Chef Chad Anderson tries to balance steakhouse indulgence with modern luxury. He dishes out great pleasure in rich, bubbly oysters Rockefeller, glazed with hollandaise and parmesan, and smoky with the inimitable taste of Benton’s bacon. His wedge salad uses tender bibb rather than iceberg, and its gentle texture lulls you into eating marbles of Georgia blue cheese, chunks of bacon and about as many eggs, hard boiled and crumbled, as it takes to make an omelette.

But he readily veers off the steakhouse script. Fat ravioli come piled in a bowl with creamed leeks, candied hazelnuts and a wheel of crisp-fried pancetta.

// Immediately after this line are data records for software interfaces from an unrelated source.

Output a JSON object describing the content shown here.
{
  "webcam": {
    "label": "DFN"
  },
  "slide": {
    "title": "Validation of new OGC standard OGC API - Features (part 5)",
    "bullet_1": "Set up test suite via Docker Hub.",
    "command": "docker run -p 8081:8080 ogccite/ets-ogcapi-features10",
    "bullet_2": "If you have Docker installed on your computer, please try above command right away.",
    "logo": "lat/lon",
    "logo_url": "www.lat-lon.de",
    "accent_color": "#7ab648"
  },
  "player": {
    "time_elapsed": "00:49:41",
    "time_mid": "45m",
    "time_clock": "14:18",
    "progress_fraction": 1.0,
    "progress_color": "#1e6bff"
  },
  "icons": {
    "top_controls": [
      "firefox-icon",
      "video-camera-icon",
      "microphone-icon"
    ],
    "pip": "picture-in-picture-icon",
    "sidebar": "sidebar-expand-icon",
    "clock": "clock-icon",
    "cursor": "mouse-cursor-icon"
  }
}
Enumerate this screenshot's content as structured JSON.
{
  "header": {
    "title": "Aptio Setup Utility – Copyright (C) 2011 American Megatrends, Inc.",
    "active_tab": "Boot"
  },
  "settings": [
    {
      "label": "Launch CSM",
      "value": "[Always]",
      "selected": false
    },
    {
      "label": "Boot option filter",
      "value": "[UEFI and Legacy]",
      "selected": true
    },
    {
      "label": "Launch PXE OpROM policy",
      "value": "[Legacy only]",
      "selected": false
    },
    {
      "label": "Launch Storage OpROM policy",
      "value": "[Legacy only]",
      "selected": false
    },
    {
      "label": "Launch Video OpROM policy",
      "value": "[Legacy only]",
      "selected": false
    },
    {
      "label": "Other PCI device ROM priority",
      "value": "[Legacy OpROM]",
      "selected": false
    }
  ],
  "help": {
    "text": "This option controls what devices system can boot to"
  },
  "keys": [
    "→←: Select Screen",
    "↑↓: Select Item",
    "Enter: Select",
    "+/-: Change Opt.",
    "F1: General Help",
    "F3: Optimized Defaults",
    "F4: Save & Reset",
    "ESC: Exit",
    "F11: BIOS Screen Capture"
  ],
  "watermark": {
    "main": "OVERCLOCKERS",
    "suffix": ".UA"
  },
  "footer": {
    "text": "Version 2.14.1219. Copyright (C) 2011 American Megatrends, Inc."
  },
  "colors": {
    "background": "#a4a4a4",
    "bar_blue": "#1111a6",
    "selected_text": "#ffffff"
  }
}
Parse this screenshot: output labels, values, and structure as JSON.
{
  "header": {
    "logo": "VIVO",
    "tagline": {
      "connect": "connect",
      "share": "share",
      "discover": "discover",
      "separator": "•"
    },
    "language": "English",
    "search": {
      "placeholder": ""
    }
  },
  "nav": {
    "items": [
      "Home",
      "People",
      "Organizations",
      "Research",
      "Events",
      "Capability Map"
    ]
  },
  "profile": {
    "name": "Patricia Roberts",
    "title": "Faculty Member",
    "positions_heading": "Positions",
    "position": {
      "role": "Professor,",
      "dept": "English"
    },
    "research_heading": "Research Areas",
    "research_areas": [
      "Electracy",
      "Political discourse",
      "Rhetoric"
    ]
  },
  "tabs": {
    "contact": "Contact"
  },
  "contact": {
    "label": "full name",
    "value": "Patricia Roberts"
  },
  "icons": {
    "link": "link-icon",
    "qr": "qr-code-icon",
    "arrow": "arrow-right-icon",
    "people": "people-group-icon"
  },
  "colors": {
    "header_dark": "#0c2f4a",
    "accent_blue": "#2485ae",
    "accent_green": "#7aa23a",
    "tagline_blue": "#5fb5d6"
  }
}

Seared foie gras with johnnycakes, cherry preserves and pecan crumble seems akin to a particularly rococo IHOP concoction, but is not without its breakfast-for-dinner charm.

A lobster cocktail brings a huge platter of undressed lettuce with good, if not hugely flavorful, lobster meat arranged on top. This dish needs a bit more wit to compete with the iconic pleasure of shrimp cocktail.

The so-called “chopped salad” is no such thing (a melange of diced and crumbled items, the whole greater than the sum of its parts). It’s, well, a salad. Lettuce, carrots, cucumbers and feta cheese arranged in a bowl and sporting a startling $12 price tag.

Then comes steak, and happiness ensues.

You have your choice of certified Angus beef rib-eye, New York strip or tenderloin on the wet-aged side. If you pony up the big bucks, you can sample that dry-aged New York strip, which clocks in at 12 flavor-packed ounces and comes from Master Purveyors of New York City, the same butcher that supplies Peter Luger Steak House. There is also a 24-ounce prime dry-aged bone-in rib-eye for $85. I want to try it, but a budget only takes you so far.

There’s the rub. You can eat very well here if you spend loads and forgive the so-so dishes that you can’t avoid. If you try that $25 portion of tenderloin, you will find yourself saddened by dry, sour chunks of meat served with obnoxiously pungent truffle fries.

Beef short ribs in a bordelaise sauce taste and shred a bit like diner pot roast. Not bad, but not $27 good. Cornmeal-crusted grouper arrives moist and gorgeously cooked, but its bed of bacon-studded bean salad provides more richness than fish-friendly flavor. You will hit your bacon wall here, which is not a place any of us wants to visit.

Bone marrow bread pudding, a restaurant signature

Bone marrow bread pudding, a restaurant signature

But occasional flashes of invention convince you this kitchen is one to watch. I’ve liked all the sides, from the creamiest and silkiest Yukon Gold potato puree to pan-roasted Brussels sprouts and cauliflower in a sweet-tangy preparation that would taste at home in a Thai restaurant. The signature bone marrow bread pudding, crisp on the surface and impossibly rich through its custard heart, makes for a fun curio.

The wine list makes room for some lower-alcohol and terroir-driven reds along with the concentrated and heavily oaked ones that people love with red meat. Oak Steakhouse is the kind of place where a nice enough glass of wine will set you back $15. Add in $10 for those vegetables and $72 for that steak and, well, you get the point. Proceed without caution, and you might just have a great meal.


View Comments 0